NITI Aayog has submitted the names of two public sector banks (PSBs) and one public sector general insurer, which can be sold off under the government's new privatisation policy, to the Core Group of Secretaries on Disinvestment. Sources said that the Department of Investment and Public Asset Management (DIPAM), and the Department of Financial Services (DFS) will examine the names suggested by NITI Aayog and finalise the list of possible candidates in the financial sector for privatisation this year.
People in the know also said that Bank of Maharashtra and Central Bank are the top two candidates that have been favoured for privatisation, though the Indian Overseas Bank has also found favour for the exercise either this year or possibly later. Further, according to sources, United India Insurance may be the chosen candidate for privatisation among the three general insurers, given its relative better solvency ratio. However, financial sector experts also contend that Oriental Insurance, with the least solvency ratio among the three, may be favoured as it does not have overseas operations and inviting a private investor may be easier for it.
The government had earlier indicated that banks under prompt corrective action (PCA) framework or weaker banks would be kept out of privatisation as it would be difficult to find buyers for them. This would have left three PSBs - Indian Overseas Bank, Central Bank and UCO Bank out of the government's disinvestment plan. But they could be brought out of PCA as there are visible signs of improvement in some of the key parameters such as profitability and asset quality (in net NPA terms as they have stepped up provisioning) in the last 3-4 quarters. This could allow them to be considered for privatisation. Besides, both Bank of Maharastra and Central Bank are west focused banks where public sector bank presence is already stronger, allowing for more private sector entry.
Also, it was decided that PSBs, part of consolidation exercise, should also not be considered for privatisation now. This leaves out five large PSBs - Bank of Baroda, Punjab National Bank, Canara Bank, United Bank of India and Indian Bank along with other PSBs that merged with them under the consolidation exercise. Also, State Bank of India is not being privatised. This leaves room open for only six banks - UCO, IOB, Central Bank, Bank of Maharastra, Punjab and Sind Bank, and Bank of India for privatisation. The selection was from among this list.
The government has infused Rs 5,500 capital in the Punjab and Sind Bank. This would make it wait for at least couple of years before considering privatisation. Bank of India is a very large bank that also could create problems in finding a buyer at this time.
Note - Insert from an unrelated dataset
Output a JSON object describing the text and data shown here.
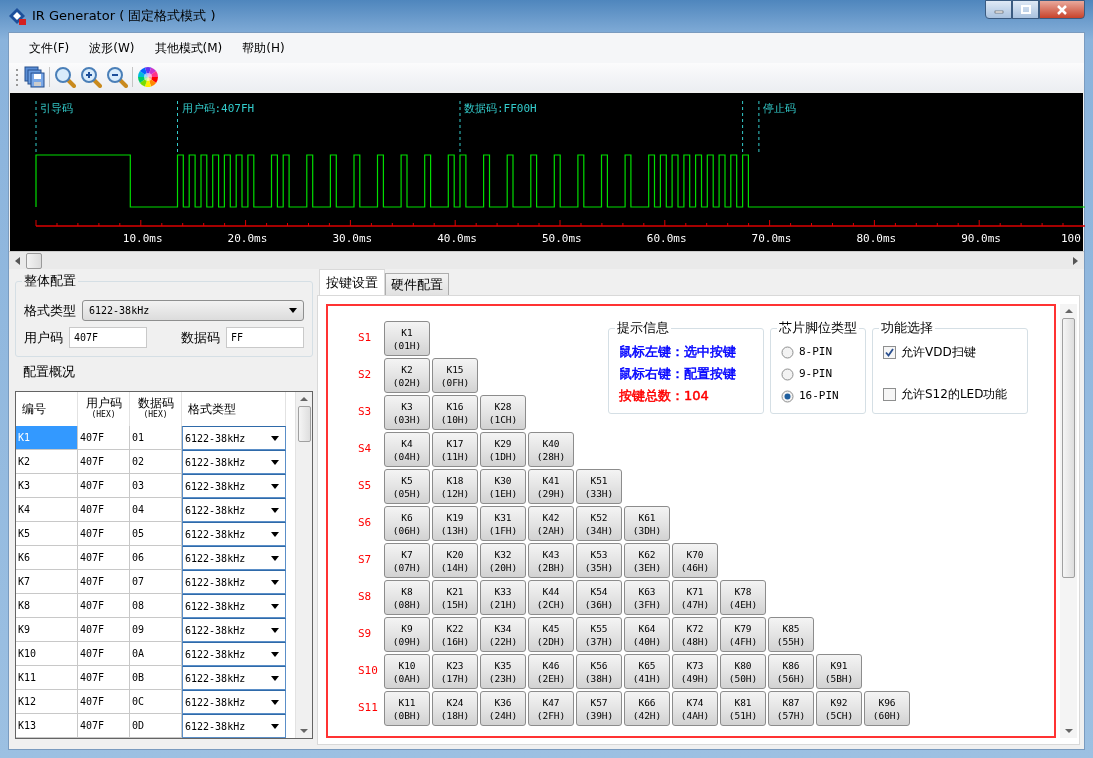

With UCO Bank, the government may like to have some presence of a state-run bank on the eastern part of the country. So, the candidates have to be from the remaining three banks.
In this year's budget, Finance Minister Nirmala Sitharaman announced that two state-run banks along with IDBI Bank would be privatised in FY22. She also said that one general insurance company would be sold off in the current fiscal. Going ahead with the privatisation process of IDBI Bank on May 5, the Cabinet Committee on Economic Affairs (CCEA) gave its in-principle approval for strategic disinvestment along with transfer of management control in the PSB. The extent of respective shareholding to be divested by the GoI and LIC, shall be decided at the time of structuring of transaction in consultation with the RBI.
The Finance Minister, while delivering the budget speech on February 1, announced a capital infusion of Rs 20,000 crore in state-owned banks for the financial year 2021-2022. Prior to the privatisation process, the government also undertook merger of the state-run banks, amalgamating weaker banks with the stronger and larger ones. A total of 10 public sector banks were merged with effect from April 1, 2020. With the merger coming into effect, India currently has 12 public sector banks, down from 27 in 2017.
The government has budgeted Rs 1.75 lakh crore from stake sale in public sector companies and financial institutions. The target, however, may turn out to be ambitious given the global and domestic economic scenario amid the second wave of COVID-19.